Reading School was founded as part of Reading Abbey. The date of the Abbey's charter, 29 March 1125, is taken as the foundation date, making it the 10th oldest school in England, although there are hints that there may have been a school running in Reading before this.
In 1486, the school was refounded as a "Free Grammar School" ("free" here meaning teaching the free, or liberal, arts, not that no fees were paid) by Henry VII on the urging of the then Abbot, John Thorne. From at least this time, the School was housed in the former Hospitium of St John. The main building of the hospitium still exists, but the refectory, which once housed the schoolroom, was demolished in 1785 and Reading Town Hall now stands on the site.
After the dissolution of Reading Abbey in 1539, the school fell under the control of the corporation of Reading, its status being confirmed by Letters Patent issued by Henry VIII in 1541. This was reconfirmed in the Royal Charter granted to the corporation of Reading by Elizabeth I in 1560, which made the corporation liable for the salary of the headmaster and gave them the power of appointing him.
There were interruptions to schooling in 1665, when Parliament, forced out of London by the Great Plague, took over the schoolhouse. The civil war also interrupted, with the school being used as a garrison by royalist forces. The school prospered at the start of the nineteenth century but by 1866 disagreements between the town and school, which had become increasingly exclusive, and problems with the lease on the school buildings had led to falling numbers and the school closed briefly when (according to legend), the inspectors, on asking to see the school, were told "He's runned [sic] away".

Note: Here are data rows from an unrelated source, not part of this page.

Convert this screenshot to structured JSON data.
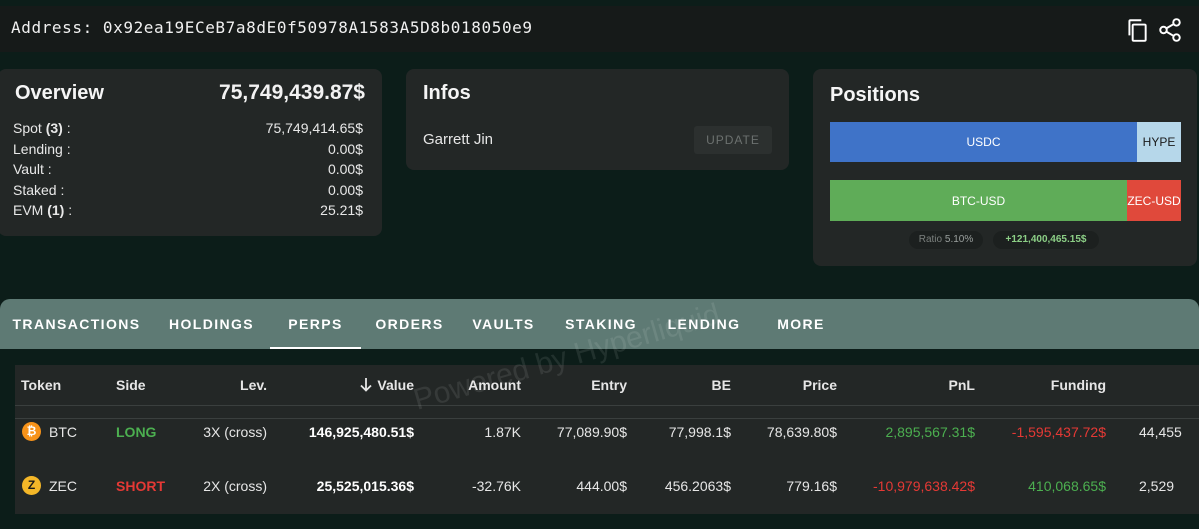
{
  "address": {
    "label": "Address:",
    "value": "0x92ea19ECeB7a8dE0f50978A1583A5D8b018050e9"
  },
  "icons": {
    "copy": "copy-icon",
    "share": "share-icon"
  },
  "overview": {
    "title": "Overview",
    "total": "75,749,439.87$",
    "rows": [
      {
        "label": "Spot",
        "count": "(3)",
        "suffix": " :",
        "value": "75,749,414.65$"
      },
      {
        "label": "Lending :",
        "count": "",
        "suffix": "",
        "value": "0.00$"
      },
      {
        "label": "Vault :",
        "count": "",
        "suffix": "",
        "value": "0.00$"
      },
      {
        "label": "Staked :",
        "count": "",
        "suffix": "",
        "value": "0.00$"
      },
      {
        "label": "EVM",
        "count": "(1)",
        "suffix": " :",
        "value": "25.21$"
      }
    ]
  },
  "infos": {
    "title": "Infos",
    "name": "Garrett Jin",
    "update_label": "UPDATE"
  },
  "positions": {
    "title": "Positions",
    "spot_bar": [
      {
        "label": "USDC",
        "share": 0.875,
        "color": "#3f73c8"
      },
      {
        "label": "HYPE",
        "share": 0.125,
        "color": "#b6d7ea"
      }
    ],
    "perp_bar": [
      {
        "label": "BTC-USD",
        "share": 0.845,
        "color": "#5fac58"
      },
      {
        "label": "ZEC-USD",
        "share": 0.155,
        "color": "#e0493b"
      }
    ],
    "ratio_label": "Ratio",
    "ratio_value": "5.10%",
    "pnl": "+121,400,465.15$"
  },
  "tabs": [
    {
      "label": "TRANSACTIONS",
      "active": false
    },
    {
      "label": "HOLDINGS",
      "active": false
    },
    {
      "label": "PERPS",
      "active": true
    },
    {
      "label": "ORDERS",
      "active": false
    },
    {
      "label": "VAULTS",
      "active": false
    },
    {
      "label": "STAKING",
      "active": false
    },
    {
      "label": "LENDING",
      "active": false
    },
    {
      "label": "MORE",
      "active": false
    }
  ],
  "table": {
    "headers": {
      "token": "Token",
      "side": "Side",
      "lev": "Lev.",
      "sort_icon": "arrow-down-icon",
      "value": "Value",
      "amount": "Amount",
      "entry": "Entry",
      "be": "BE",
      "price": "Price",
      "pnl": "PnL",
      "funding": "Funding"
    },
    "rows": [
      {
        "coin_icon": "bitcoin-icon",
        "coin_glyph": "₿",
        "coin_color": "#f7931a",
        "token": "BTC",
        "side": "LONG",
        "side_color": "#4caf50",
        "lev": "3X (cross)",
        "value": "146,925,480.51$",
        "amount": "1.87K",
        "entry": "77,089.90$",
        "be": "77,998.1$",
        "price": "78,639.80$",
        "pnl": "2,895,567.31$",
        "pnl_color": "#4caf50",
        "funding": "-1,595,437.72$",
        "funding_color": "#e53935",
        "extra": "44,455"
      },
      {
        "coin_icon": "zcash-icon",
        "coin_glyph": "Z",
        "coin_color": "#f4b728",
        "token": "ZEC",
        "side": "SHORT",
        "side_color": "#e53935",
        "lev": "2X (cross)",
        "value": "25,525,015.36$",
        "amount": "-32.76K",
        "entry": "444.00$",
        "be": "456.2063$",
        "price": "779.16$",
        "pnl": "-10,979,638.42$",
        "pnl_color": "#e53935",
        "funding": "410,068.65$",
        "funding_color": "#4caf50",
        "extra": "2,529"
      }
    ]
  },
  "watermark": "Powered by Hyperliquid"
}
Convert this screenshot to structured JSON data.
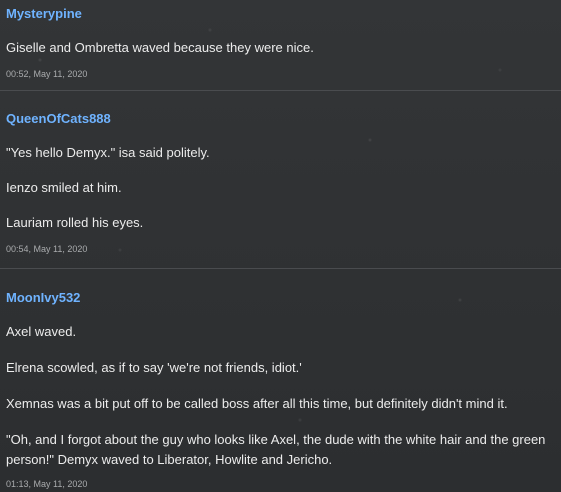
{
  "posts": [
    {
      "author": "Mysterypine",
      "lines": [
        "Giselle and Ombretta waved because they were nice."
      ],
      "timestamp": "00:52, May 11, 2020"
    },
    {
      "author": "QueenOfCats888",
      "lines": [
        "\"Yes hello Demyx.\" isa said politely.",
        "Ienzo smiled at him.",
        "Lauriam rolled his eyes."
      ],
      "timestamp": "00:54, May 11, 2020"
    },
    {
      "author": "MoonIvy532",
      "lines": [
        "Axel waved.",
        "Elrena scowled, as if to say 'we're not friends, idiot.'",
        "Xemnas was a bit put off to be called boss after all this time, but definitely didn't mind it.",
        "\"Oh, and I forgot about the guy who looks like Axel, the dude with the white hair and the green person!\" Demyx waved to Liberator, Howlite and Jericho."
      ],
      "timestamp": "01:13, May 11, 2020"
    }
  ],
  "colors": {
    "background": "#2f3133",
    "author": "#6fb3ff",
    "text": "#ececec",
    "timestamp": "#a9abad",
    "divider": "#4a4c4f"
  }
}
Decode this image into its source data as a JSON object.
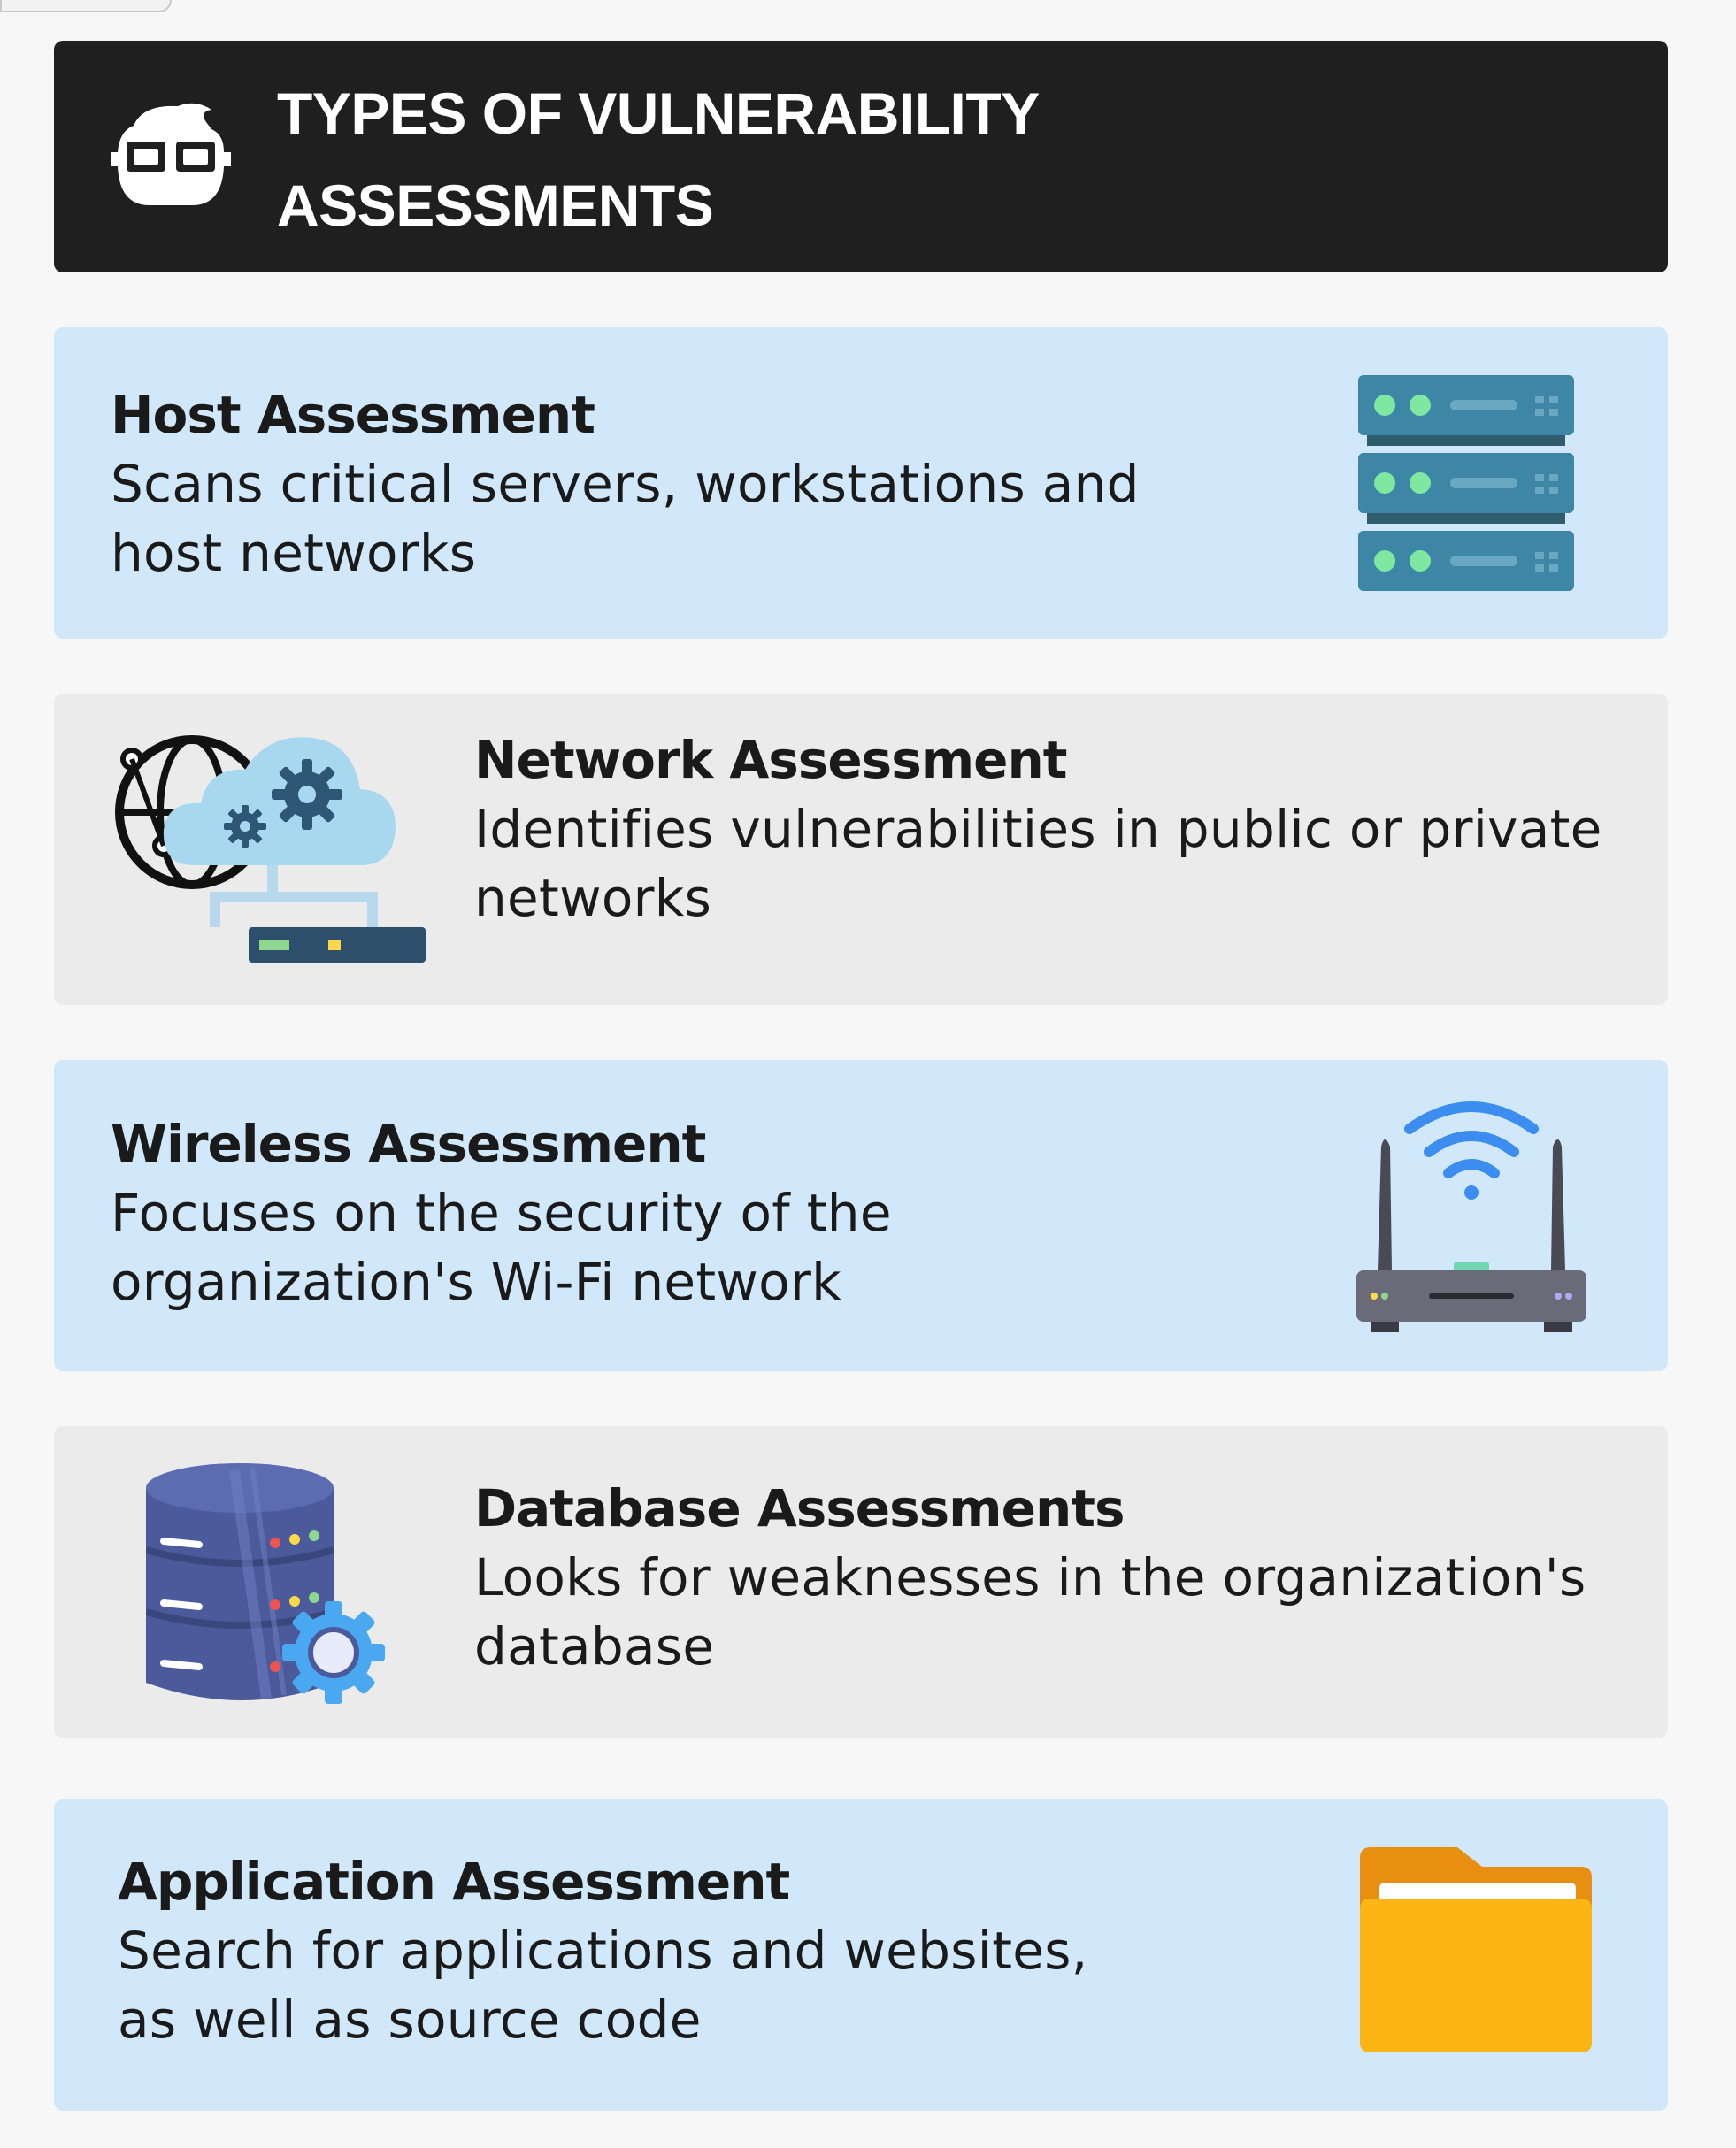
{
  "header": {
    "title_line1": "TYPES OF VULNERABILITY",
    "title_line2": "ASSESSMENTS",
    "logo_icon": "robot-face-icon"
  },
  "cards": [
    {
      "title": "Host Assessment",
      "desc_line1": "Scans critical servers, workstations and",
      "desc_line2": "host networks",
      "icon": "server-rack-icon",
      "background": "#d0e8fa"
    },
    {
      "title": "Network Assessment",
      "desc_line1": "Identifies vulnerabilities in public or private",
      "desc_line2": "networks",
      "icon": "cloud-network-icon",
      "background": "#ebebeb"
    },
    {
      "title": "Wireless Assessment",
      "desc_line1": "Focuses on the security of the",
      "desc_line2": "organization's Wi-Fi network",
      "icon": "wifi-router-icon",
      "background": "#d0e8fa"
    },
    {
      "title": "Database Assessments",
      "desc_line1": "Looks for weaknesses in the organization's",
      "desc_line2": "database",
      "icon": "database-gear-icon",
      "background": "#ebebeb"
    },
    {
      "title": "Application Assessment",
      "desc_line1": "Search for applications and websites,",
      "desc_line2": "as well as source code",
      "icon": "folder-icon",
      "background": "#d0e8fa"
    }
  ],
  "colors": {
    "header_bg": "#1f1f1f",
    "card_blue": "#d0e8fa",
    "card_gray": "#ebebeb",
    "page_bg": "#f7f7f7"
  }
}
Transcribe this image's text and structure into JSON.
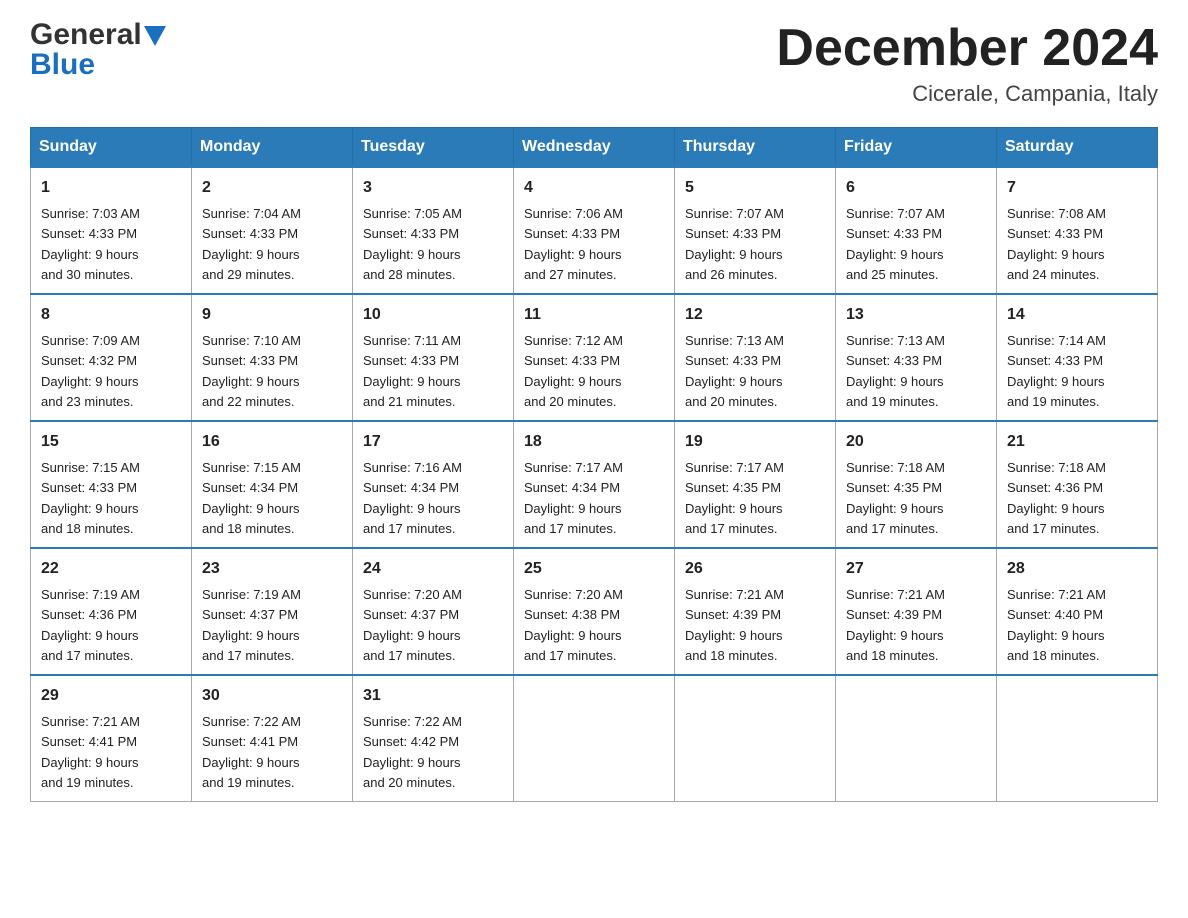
{
  "logo": {
    "general": "General",
    "blue": "Blue"
  },
  "title": "December 2024",
  "location": "Cicerale, Campania, Italy",
  "days_of_week": [
    "Sunday",
    "Monday",
    "Tuesday",
    "Wednesday",
    "Thursday",
    "Friday",
    "Saturday"
  ],
  "weeks": [
    [
      {
        "num": "1",
        "sunrise": "7:03 AM",
        "sunset": "4:33 PM",
        "daylight": "9 hours and 30 minutes."
      },
      {
        "num": "2",
        "sunrise": "7:04 AM",
        "sunset": "4:33 PM",
        "daylight": "9 hours and 29 minutes."
      },
      {
        "num": "3",
        "sunrise": "7:05 AM",
        "sunset": "4:33 PM",
        "daylight": "9 hours and 28 minutes."
      },
      {
        "num": "4",
        "sunrise": "7:06 AM",
        "sunset": "4:33 PM",
        "daylight": "9 hours and 27 minutes."
      },
      {
        "num": "5",
        "sunrise": "7:07 AM",
        "sunset": "4:33 PM",
        "daylight": "9 hours and 26 minutes."
      },
      {
        "num": "6",
        "sunrise": "7:07 AM",
        "sunset": "4:33 PM",
        "daylight": "9 hours and 25 minutes."
      },
      {
        "num": "7",
        "sunrise": "7:08 AM",
        "sunset": "4:33 PM",
        "daylight": "9 hours and 24 minutes."
      }
    ],
    [
      {
        "num": "8",
        "sunrise": "7:09 AM",
        "sunset": "4:32 PM",
        "daylight": "9 hours and 23 minutes."
      },
      {
        "num": "9",
        "sunrise": "7:10 AM",
        "sunset": "4:33 PM",
        "daylight": "9 hours and 22 minutes."
      },
      {
        "num": "10",
        "sunrise": "7:11 AM",
        "sunset": "4:33 PM",
        "daylight": "9 hours and 21 minutes."
      },
      {
        "num": "11",
        "sunrise": "7:12 AM",
        "sunset": "4:33 PM",
        "daylight": "9 hours and 20 minutes."
      },
      {
        "num": "12",
        "sunrise": "7:13 AM",
        "sunset": "4:33 PM",
        "daylight": "9 hours and 20 minutes."
      },
      {
        "num": "13",
        "sunrise": "7:13 AM",
        "sunset": "4:33 PM",
        "daylight": "9 hours and 19 minutes."
      },
      {
        "num": "14",
        "sunrise": "7:14 AM",
        "sunset": "4:33 PM",
        "daylight": "9 hours and 19 minutes."
      }
    ],
    [
      {
        "num": "15",
        "sunrise": "7:15 AM",
        "sunset": "4:33 PM",
        "daylight": "9 hours and 18 minutes."
      },
      {
        "num": "16",
        "sunrise": "7:15 AM",
        "sunset": "4:34 PM",
        "daylight": "9 hours and 18 minutes."
      },
      {
        "num": "17",
        "sunrise": "7:16 AM",
        "sunset": "4:34 PM",
        "daylight": "9 hours and 17 minutes."
      },
      {
        "num": "18",
        "sunrise": "7:17 AM",
        "sunset": "4:34 PM",
        "daylight": "9 hours and 17 minutes."
      },
      {
        "num": "19",
        "sunrise": "7:17 AM",
        "sunset": "4:35 PM",
        "daylight": "9 hours and 17 minutes."
      },
      {
        "num": "20",
        "sunrise": "7:18 AM",
        "sunset": "4:35 PM",
        "daylight": "9 hours and 17 minutes."
      },
      {
        "num": "21",
        "sunrise": "7:18 AM",
        "sunset": "4:36 PM",
        "daylight": "9 hours and 17 minutes."
      }
    ],
    [
      {
        "num": "22",
        "sunrise": "7:19 AM",
        "sunset": "4:36 PM",
        "daylight": "9 hours and 17 minutes."
      },
      {
        "num": "23",
        "sunrise": "7:19 AM",
        "sunset": "4:37 PM",
        "daylight": "9 hours and 17 minutes."
      },
      {
        "num": "24",
        "sunrise": "7:20 AM",
        "sunset": "4:37 PM",
        "daylight": "9 hours and 17 minutes."
      },
      {
        "num": "25",
        "sunrise": "7:20 AM",
        "sunset": "4:38 PM",
        "daylight": "9 hours and 17 minutes."
      },
      {
        "num": "26",
        "sunrise": "7:21 AM",
        "sunset": "4:39 PM",
        "daylight": "9 hours and 18 minutes."
      },
      {
        "num": "27",
        "sunrise": "7:21 AM",
        "sunset": "4:39 PM",
        "daylight": "9 hours and 18 minutes."
      },
      {
        "num": "28",
        "sunrise": "7:21 AM",
        "sunset": "4:40 PM",
        "daylight": "9 hours and 18 minutes."
      }
    ],
    [
      {
        "num": "29",
        "sunrise": "7:21 AM",
        "sunset": "4:41 PM",
        "daylight": "9 hours and 19 minutes."
      },
      {
        "num": "30",
        "sunrise": "7:22 AM",
        "sunset": "4:41 PM",
        "daylight": "9 hours and 19 minutes."
      },
      {
        "num": "31",
        "sunrise": "7:22 AM",
        "sunset": "4:42 PM",
        "daylight": "9 hours and 20 minutes."
      },
      null,
      null,
      null,
      null
    ]
  ],
  "labels": {
    "sunrise": "Sunrise:",
    "sunset": "Sunset:",
    "daylight": "Daylight:"
  }
}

The school soon restarted, however, with the Reading School Act (1867) setting out its administration and funding. The foundation stone for new buildings, designed by Alfred Waterhouse, was laid by the Prince of Wales in 1870, and in 1871 the school moved in. In 1915 Kendrick Boys' School (founded in 1875 from the legacy of John Kendrick), which had a large endowment but poor facilities, was taken over by Reading, which was poorly funded but had excellent facilities – this caused considerable controversy at the time but was ultimately seen as successful.
The redevelopment of our Biology and Chemistry Laboratories are a key goal for 2016. These are key subject areas for our pupils, as all take biology and chemistry up to GCSE, and the majority continue to take at least one at AS and A Level.
We are building a new two-storey block on the site of the old Chemistry Block, which was built in the 1950s. This will house four biology laboratories and three chemistry laboratories, with adjacent prep rooms and staff work areas. The existing Biology Building, originally built in the 1950s and extended in the early 1990s, will be refurbished to provide three or four general purpose classrooms. Once finished, the new laboratories and refurbished classrooms will give us much needed extra teaching space and will provide an improved learning environment for boys and staff.
Building work started in early 2015, and the building was finished in summer 2017. We have already raised enough to cover the bricks and mortar, which forms the bulk of the costs. However, we still need to raise money to pay for the costs of fixtures, furniture and specialist equipment.